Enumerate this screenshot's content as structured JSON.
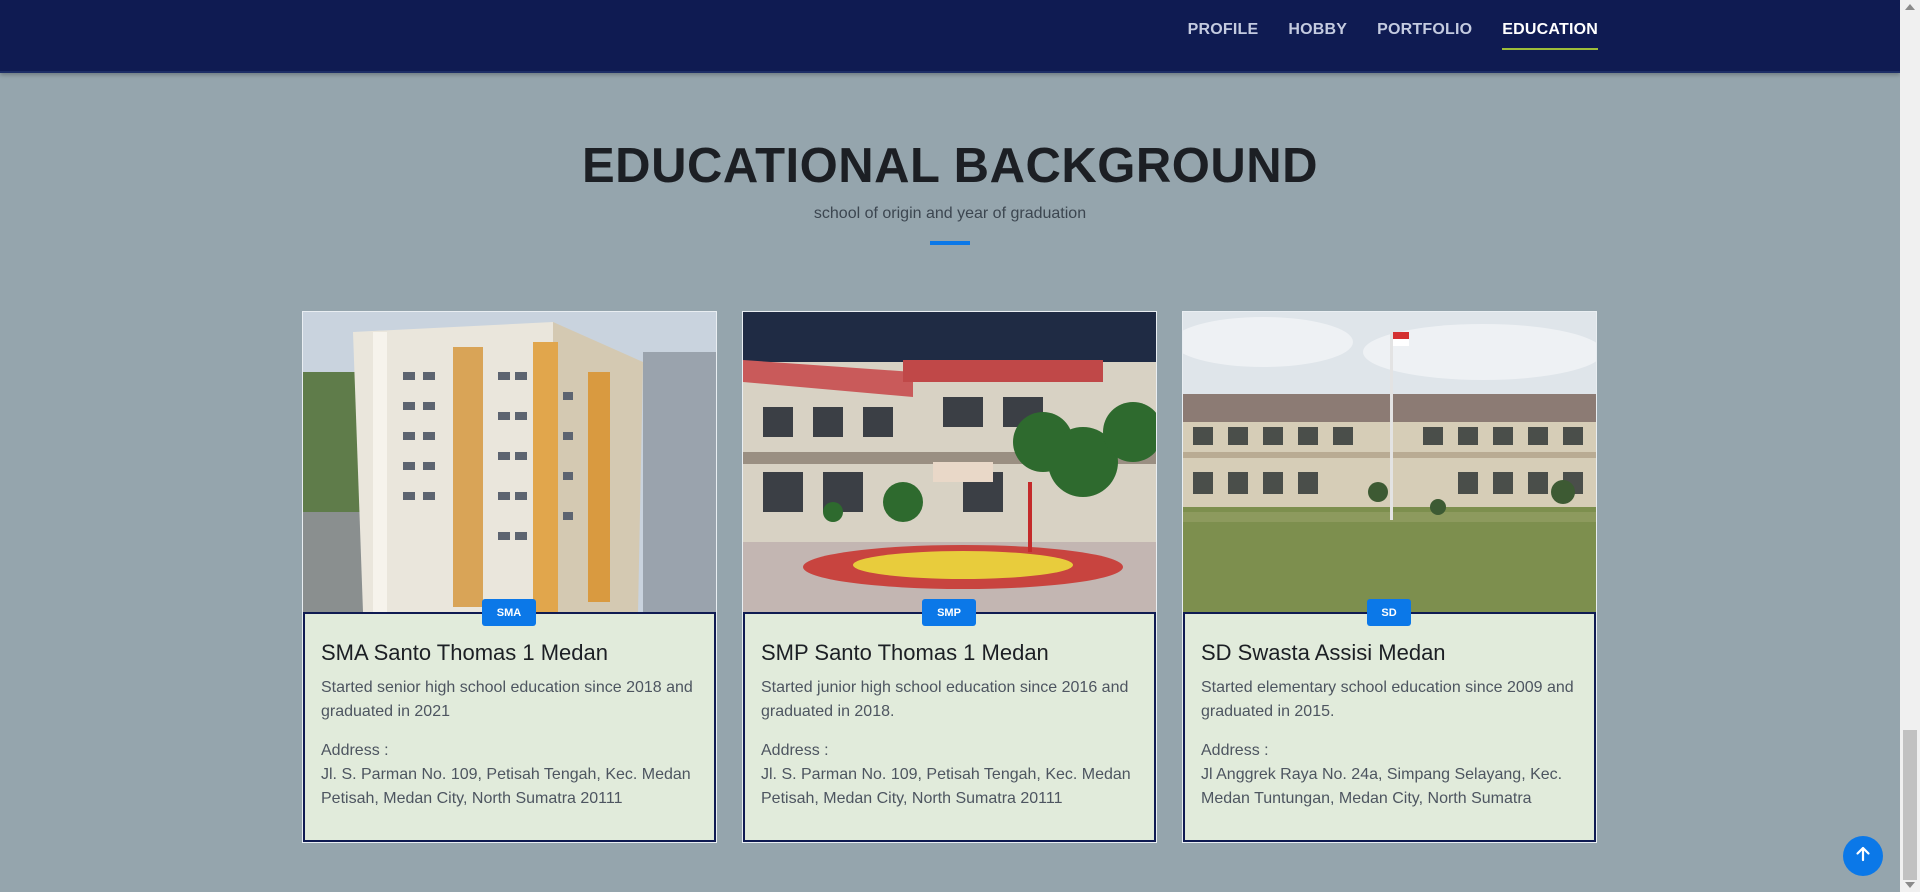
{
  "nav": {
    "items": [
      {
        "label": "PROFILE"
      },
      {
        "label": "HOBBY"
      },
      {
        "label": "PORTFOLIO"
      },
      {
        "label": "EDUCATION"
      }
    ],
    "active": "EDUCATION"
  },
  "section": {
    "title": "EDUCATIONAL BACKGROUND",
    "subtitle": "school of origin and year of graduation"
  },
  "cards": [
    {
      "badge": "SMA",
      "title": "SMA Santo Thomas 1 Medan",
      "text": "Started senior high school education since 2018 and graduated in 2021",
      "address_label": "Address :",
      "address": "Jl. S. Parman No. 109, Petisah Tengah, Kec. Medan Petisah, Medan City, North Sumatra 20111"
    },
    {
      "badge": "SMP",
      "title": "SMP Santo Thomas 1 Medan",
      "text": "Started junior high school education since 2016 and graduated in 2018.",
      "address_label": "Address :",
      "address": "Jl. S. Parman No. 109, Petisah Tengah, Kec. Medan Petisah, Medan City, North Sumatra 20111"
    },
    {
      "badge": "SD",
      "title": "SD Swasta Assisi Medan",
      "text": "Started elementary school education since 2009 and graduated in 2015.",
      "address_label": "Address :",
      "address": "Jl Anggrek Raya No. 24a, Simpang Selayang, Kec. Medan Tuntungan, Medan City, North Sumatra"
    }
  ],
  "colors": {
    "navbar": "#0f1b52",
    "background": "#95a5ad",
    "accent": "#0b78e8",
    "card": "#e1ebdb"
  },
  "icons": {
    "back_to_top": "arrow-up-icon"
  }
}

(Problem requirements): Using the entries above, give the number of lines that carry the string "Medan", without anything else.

(Exercise result): 6